In some instances, you may want to obtain legal advice before taking action. A lawyer can discuss any repercussions to consider before going through with a report or complaint. If you are illegally dismissed for whistle-blowing activities, you'll definitely need to seek counsel. It is illegal to be fired for turning in your employer for violations, but that doesn't mean you won't be given a pink slip anyway. Someone might fabricate a few things to push you out of the door, or use other clever tricks to get you out. Be prepared for anything.

Whistle-blowers must get the facts first. Do your homework, and then protect yourself by proceeding with caution and care. You will lessen the risks and hopefully prevent the foul consequences that befall many who tread this path. As dental professionals, we need to police our profession so that we can take pride in it. Without the dedication and fortitude of those who stand up and fight for what is right, we are left working in a profession unworthy of our time and talent.

Author's Note: The facts in this article are true, though some stories are a representative collage of various individual experiences. Identities and details have been altered to protect the anonymity of those who shared their stories.

Cat Zermatt Schmidt, RDH, is a freelance writer living in San Jose, Calif. Her book, "Not Just the Cleaning Lady: A Hygienist's Guide to Survival" is available from PennWell Publishing at 1-800-752-9764. You can email her at cat [email protected].

Protect yourself

Confront the guilty party first. Diplomatically ask if something can be done to correct the infraction and/or alter future behavior. If not, move on to a higher authority.

Document, document, document. Take careful notes; use as much detail as possible including dates, times, places, actions, and parties involved.

Stick with the facts. Keep your emotions out of it. Use logic and reasoning to make your point, not drama or hysterics.

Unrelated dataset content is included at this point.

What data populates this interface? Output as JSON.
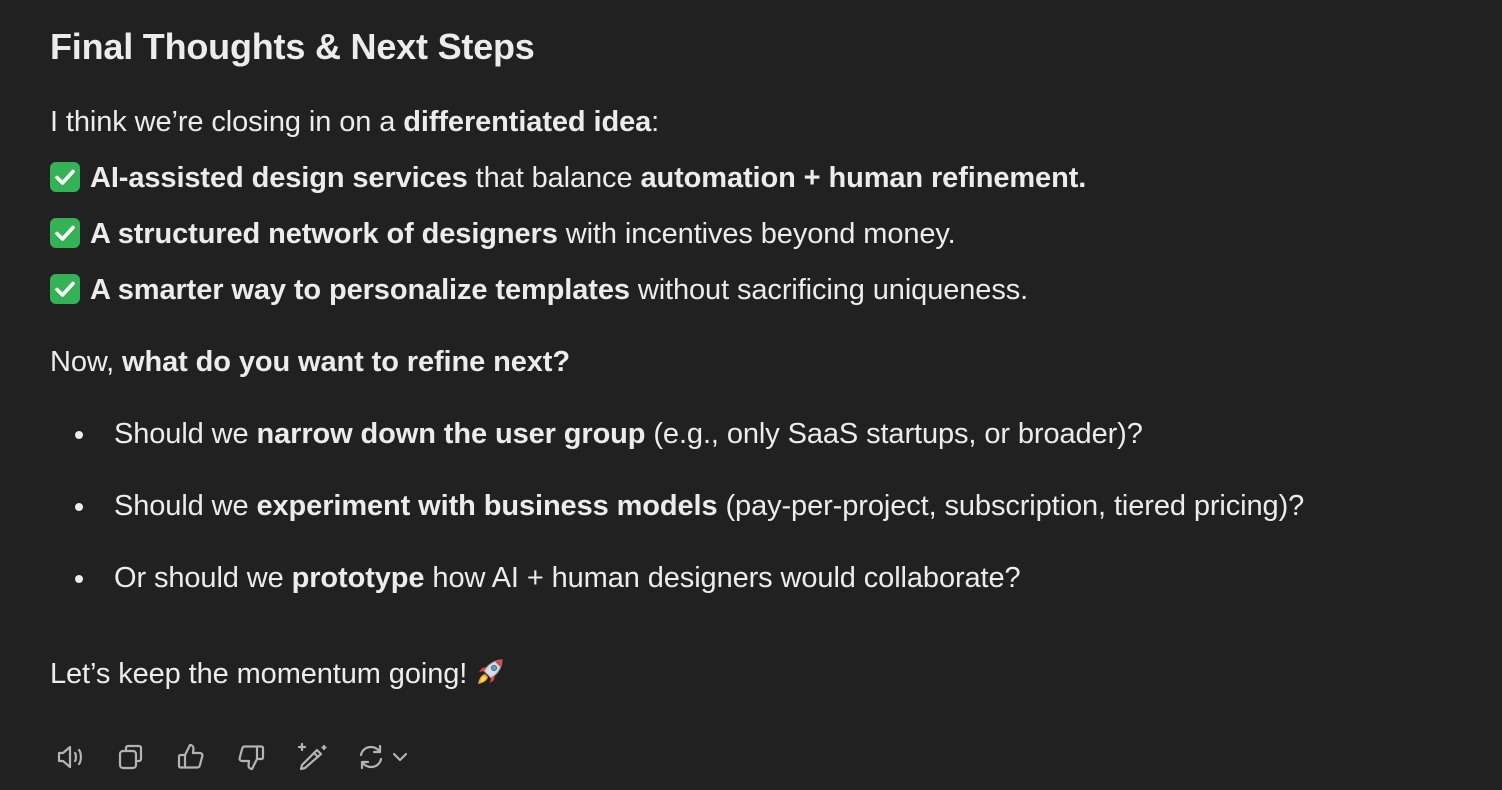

Follow the proper reporting procedures. There is protocol for every step of your journey, so learn the correct method for your particular case.

Keep mum. Don't speak to anyone in dentistry regarding the incident, even your closest friends. Some whistle-blowers encounter ramifications because of gossip spread by co-workers or colleagues in the field.

Don't embellish your story. Let the truth of the incident speak for itself.

Make alternative employment plans. If it seems inevitable that blowing the whistle will put your job in jeopardy, secure another job before making any accusations.

Seek legal advice. You may want to seek the advice of a lawyer before taking action. There could be legal repercussions you haven't thought about.